WORK TO COMPLETE ▸
The answer must be a single number: how many lines below contain "nahi".

BEGIN

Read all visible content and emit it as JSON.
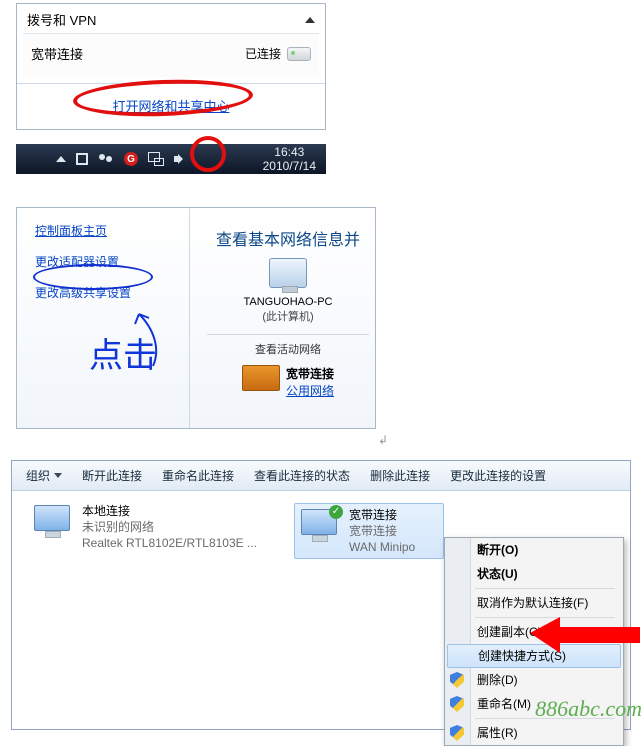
{
  "popup": {
    "section_title": "拨号和 VPN",
    "conn_name": "宽带连接",
    "conn_status": "已连接",
    "footer_link": "打开网络和共享中心"
  },
  "taskbar": {
    "time": "16:43",
    "date": "2010/7/14"
  },
  "cp": {
    "home_link": "控制面板主页",
    "adapter_settings": "更改适配器设置",
    "advanced_sharing": "更改高级共享设置",
    "right_title": "查看基本网络信息并",
    "pc_name": "TANGUOHAO-PC",
    "pc_sub": "(此计算机)",
    "active_net": "查看活动网络",
    "conn2_name": "宽带连接",
    "conn2_type": "公用网络",
    "handwriting": "点击"
  },
  "tb": {
    "org": "组织",
    "disconnect": "断开此连接",
    "rename": "重命名此连接",
    "status": "查看此连接的状态",
    "delete": "删除此连接",
    "settings": "更改此连接的设置"
  },
  "conns": {
    "lan_name": "本地连接",
    "lan_sub1": "未识别的网络",
    "lan_sub2": "Realtek RTL8102E/RTL8103E ...",
    "bb_name": "宽带连接",
    "bb_sub1": "宽带连接",
    "bb_sub2": "WAN Minipo"
  },
  "menu": {
    "disconnect": "断开(O)",
    "status": "状态(U)",
    "unset_default": "取消作为默认连接(F)",
    "copy": "创建副本(C)",
    "shortcut": "创建快捷方式(S)",
    "delete": "删除(D)",
    "rename": "重命名(M)",
    "properties": "属性(R)"
  },
  "watermark": "886abc.com"
}
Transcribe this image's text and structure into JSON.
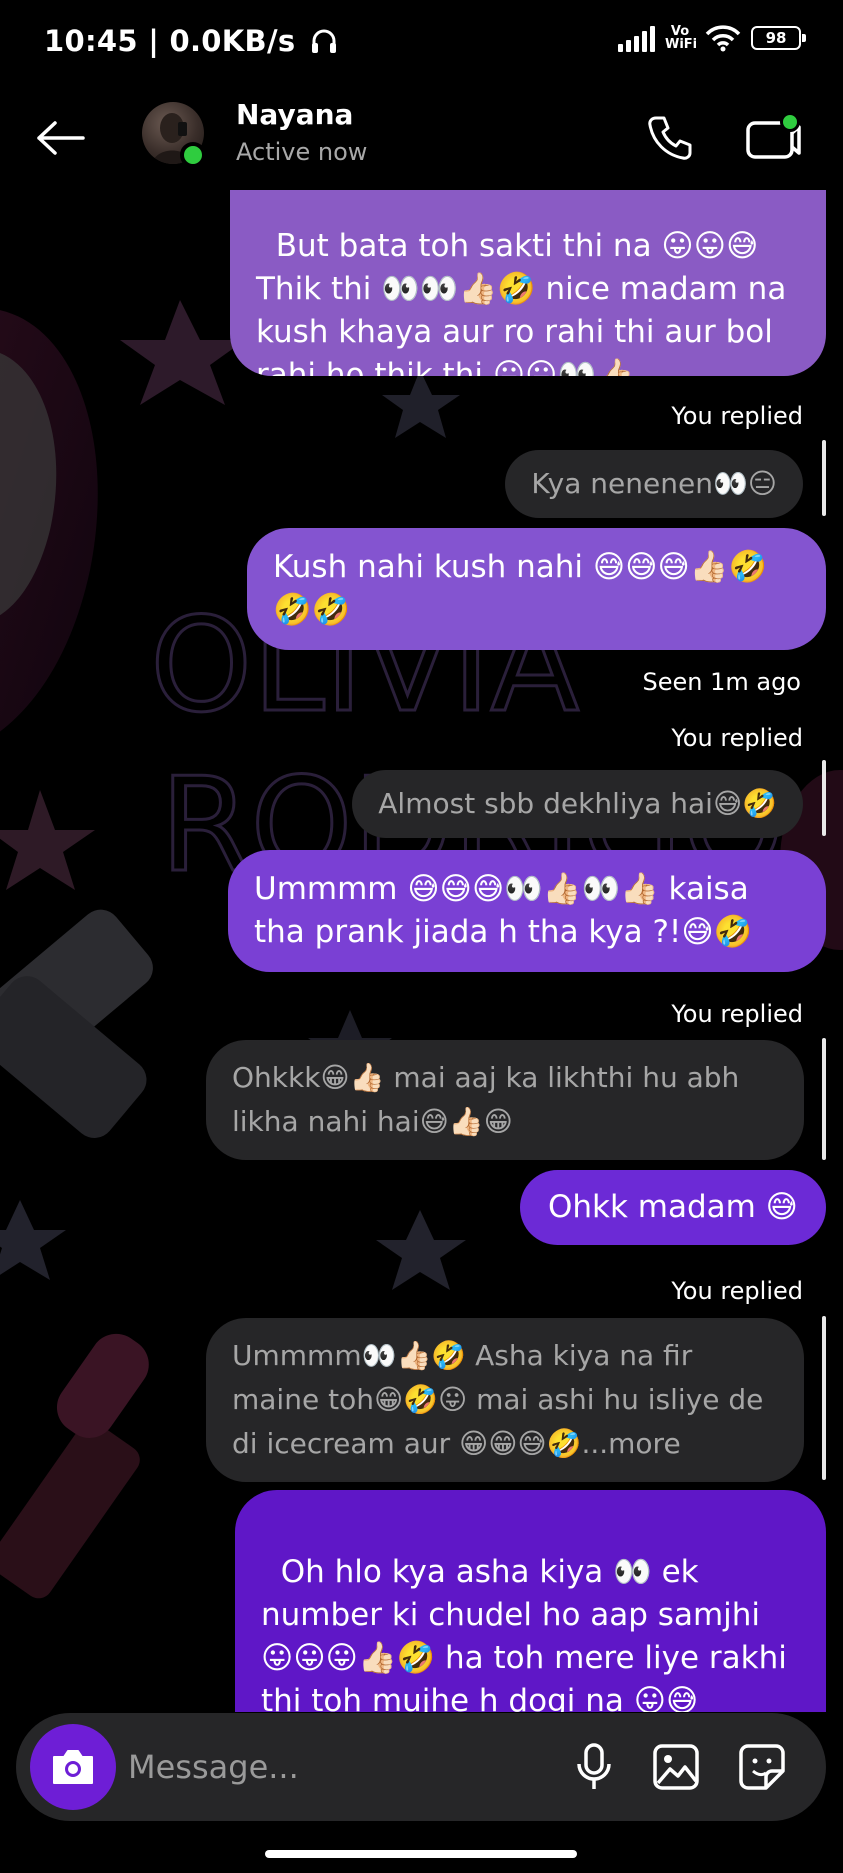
{
  "status_bar": {
    "time_speed": "10:45 | 0.0KB/s",
    "headphone_icon": "headphone-icon",
    "vowifi": "Vo WiFi",
    "battery": "98"
  },
  "header": {
    "contact_name": "Nayana",
    "contact_status": "Active now"
  },
  "messages": [
    {
      "type": "sent",
      "text": "But bata toh sakti thi na 😛😛😅\nThik thi 👀👀👍🏻🤣 nice madam na kush khaya aur ro rahi thi aur bol rahi ho thik thi 😛😛👀👍🏻"
    },
    {
      "type": "replied_label",
      "text": "You replied"
    },
    {
      "type": "reply_quote",
      "text": "Kya nenenen👀😑"
    },
    {
      "type": "sent",
      "text": "Kush nahi kush nahi 😅😅😅👍🏻🤣🤣🤣"
    },
    {
      "type": "seen",
      "text": "Seen 1m ago"
    },
    {
      "type": "replied_label",
      "text": "You replied"
    },
    {
      "type": "reply_quote",
      "text": "Almost sbb dekhliya hai😅🤣"
    },
    {
      "type": "sent",
      "text": "Ummmm 😅😅😅👀👍🏻👀👍🏻 kaisa tha prank jiada h tha kya ?!😅🤣"
    },
    {
      "type": "replied_label",
      "text": "You replied"
    },
    {
      "type": "reply_quote",
      "text": "Ohkkk😁👍🏻 mai aaj ka likhthi hu abh likha nahi hai😅👍🏻😁"
    },
    {
      "type": "sent",
      "text": "Ohkk madam 😅"
    },
    {
      "type": "replied_label",
      "text": "You replied"
    },
    {
      "type": "reply_quote",
      "text": "Ummmm👀👍🏻🤣 Asha kiya na fir maine toh😁🤣😛 mai ashi hu isliye de di icecream aur 😁😁😅🤣...more"
    },
    {
      "type": "sent",
      "text": "Oh hlo kya asha kiya 👀 ek number ki chudel ho aap samjhi 😛😛😛👍🏻🤣 ha toh mere liye rakhi thi toh mujhe h dogi na 😛😅\nAiseeee hhhhhh 😅😅 nahi khel"
    }
  ],
  "composer": {
    "placeholder": "Message..."
  },
  "colors": {
    "accent_purple": "#6e1ed6",
    "bubble_light": "#8a5bc4",
    "bubble_dark": "#5f17c7",
    "reply_bg": "#262628",
    "online_green": "#2fcc3f"
  },
  "icons": [
    "back-arrow-icon",
    "phone-icon",
    "video-camera-icon",
    "camera-icon",
    "microphone-icon",
    "gallery-icon",
    "sticker-icon"
  ]
}
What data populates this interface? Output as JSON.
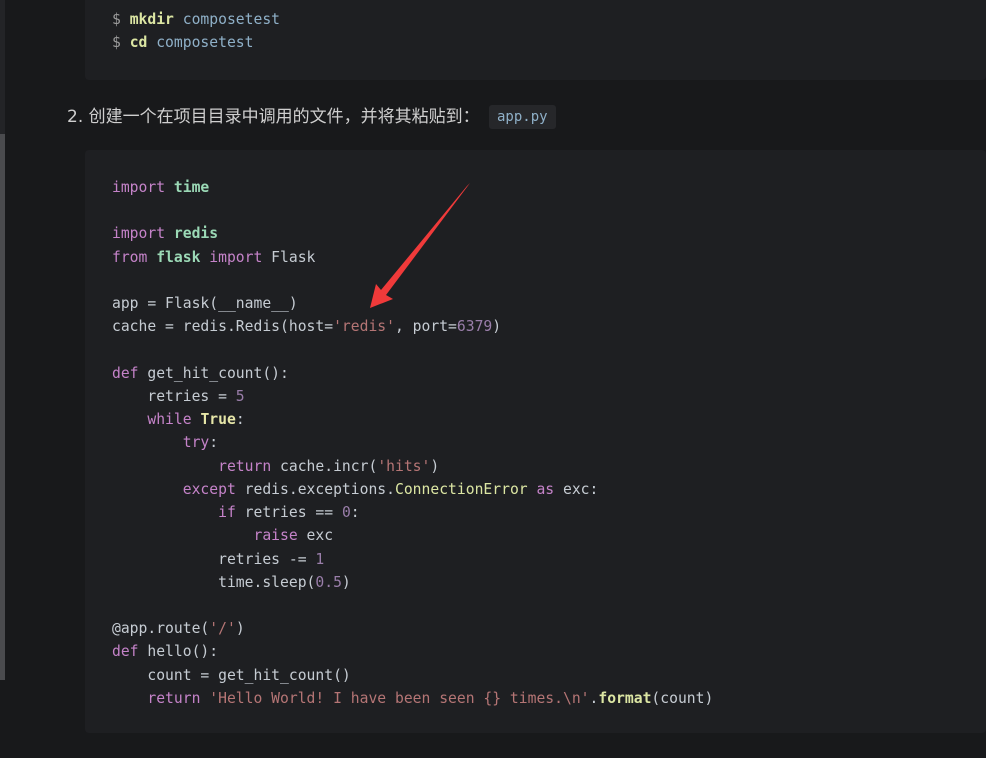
{
  "step_heading": "2. 创建一个在项目目录中调用的文件，并将其粘贴到：",
  "inline_code": "app.py",
  "annotation_color": "#f03a3a",
  "shell_block": [
    [
      [
        "prompt",
        "$ "
      ],
      [
        "cmd",
        "mkdir"
      ],
      [
        "arg",
        " composetest"
      ]
    ],
    [
      [
        "prompt",
        "$ "
      ],
      [
        "cmd",
        "cd"
      ],
      [
        "arg",
        " composetest"
      ]
    ]
  ],
  "python_block": [
    [
      [
        "kw",
        "import"
      ],
      [
        "txt",
        " "
      ],
      [
        "mod",
        "time"
      ]
    ],
    [],
    [
      [
        "kw",
        "import"
      ],
      [
        "txt",
        " "
      ],
      [
        "mod",
        "redis"
      ]
    ],
    [
      [
        "kw",
        "from"
      ],
      [
        "txt",
        " "
      ],
      [
        "mod",
        "flask"
      ],
      [
        "txt",
        " "
      ],
      [
        "kw",
        "import"
      ],
      [
        "txt",
        " Flask"
      ]
    ],
    [],
    [
      [
        "txt",
        "app = Flask(__name__)"
      ]
    ],
    [
      [
        "txt",
        "cache = redis.Redis(host="
      ],
      [
        "str",
        "'redis'"
      ],
      [
        "txt",
        ", port="
      ],
      [
        "num",
        "6379"
      ],
      [
        "txt",
        ")"
      ]
    ],
    [],
    [
      [
        "kw",
        "def"
      ],
      [
        "txt",
        " get_hit_count():"
      ]
    ],
    [
      [
        "txt",
        "    retries = "
      ],
      [
        "num",
        "5"
      ]
    ],
    [
      [
        "txt",
        "    "
      ],
      [
        "kw",
        "while"
      ],
      [
        "txt",
        " "
      ],
      [
        "bool",
        "True"
      ],
      [
        "txt",
        ":"
      ]
    ],
    [
      [
        "txt",
        "        "
      ],
      [
        "kw",
        "try"
      ],
      [
        "txt",
        ":"
      ]
    ],
    [
      [
        "txt",
        "            "
      ],
      [
        "kw",
        "return"
      ],
      [
        "txt",
        " cache.incr("
      ],
      [
        "str",
        "'hits'"
      ],
      [
        "txt",
        ")"
      ]
    ],
    [
      [
        "txt",
        "        "
      ],
      [
        "kw",
        "except"
      ],
      [
        "txt",
        " redis.exceptions."
      ],
      [
        "cls",
        "ConnectionError"
      ],
      [
        "txt",
        " "
      ],
      [
        "kw",
        "as"
      ],
      [
        "txt",
        " exc:"
      ]
    ],
    [
      [
        "txt",
        "            "
      ],
      [
        "kw",
        "if"
      ],
      [
        "txt",
        " retries == "
      ],
      [
        "num",
        "0"
      ],
      [
        "txt",
        ":"
      ]
    ],
    [
      [
        "txt",
        "                "
      ],
      [
        "kw",
        "raise"
      ],
      [
        "txt",
        " exc"
      ]
    ],
    [
      [
        "txt",
        "            retries -= "
      ],
      [
        "num",
        "1"
      ]
    ],
    [
      [
        "txt",
        "            time.sleep("
      ],
      [
        "num",
        "0.5"
      ],
      [
        "txt",
        ")"
      ]
    ],
    [],
    [
      [
        "txt",
        "@app.route("
      ],
      [
        "str",
        "'/'"
      ],
      [
        "txt",
        ")"
      ]
    ],
    [
      [
        "kw",
        "def"
      ],
      [
        "txt",
        " hello():"
      ]
    ],
    [
      [
        "txt",
        "    count = get_hit_count()"
      ]
    ],
    [
      [
        "txt",
        "    "
      ],
      [
        "kw",
        "return"
      ],
      [
        "txt",
        " "
      ],
      [
        "str",
        "'Hello World! I have been seen {} times.\\n'"
      ],
      [
        "txt",
        "."
      ],
      [
        "fn",
        "format"
      ],
      [
        "txt",
        "(count)"
      ]
    ]
  ]
}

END

WRITTEN REPLY ▸
3